## Work order
Using the material below, work out how many lines contain "placeholder". Only the number is wanted.

=-=-=

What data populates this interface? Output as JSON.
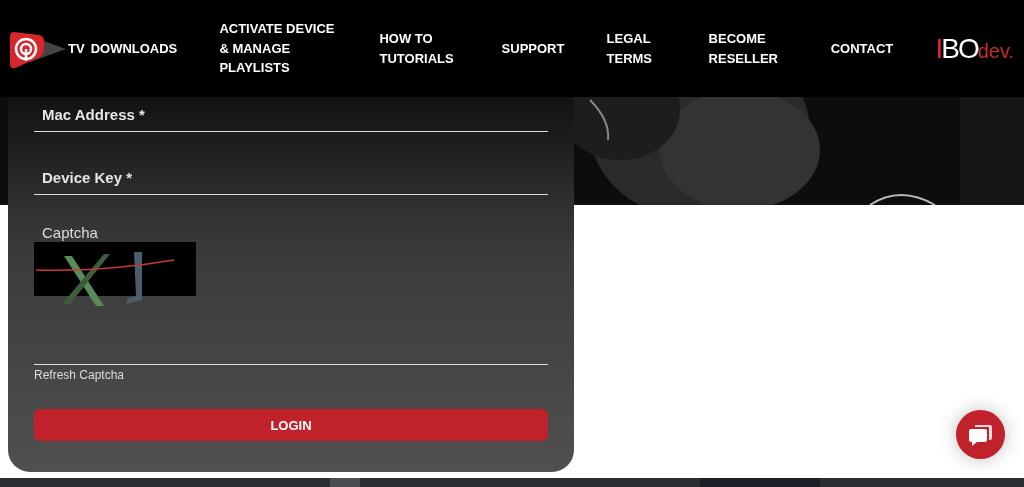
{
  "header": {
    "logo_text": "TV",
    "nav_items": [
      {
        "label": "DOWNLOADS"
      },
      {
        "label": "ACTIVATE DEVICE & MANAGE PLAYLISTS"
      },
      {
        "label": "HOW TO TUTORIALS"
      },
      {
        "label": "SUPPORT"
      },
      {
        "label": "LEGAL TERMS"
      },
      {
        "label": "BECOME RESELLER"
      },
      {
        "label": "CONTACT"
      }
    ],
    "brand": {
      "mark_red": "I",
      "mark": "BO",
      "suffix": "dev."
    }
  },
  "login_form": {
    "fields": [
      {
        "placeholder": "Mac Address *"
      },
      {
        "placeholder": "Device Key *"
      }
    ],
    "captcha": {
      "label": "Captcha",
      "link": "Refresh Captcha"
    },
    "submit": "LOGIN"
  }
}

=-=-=

## Problem solution
2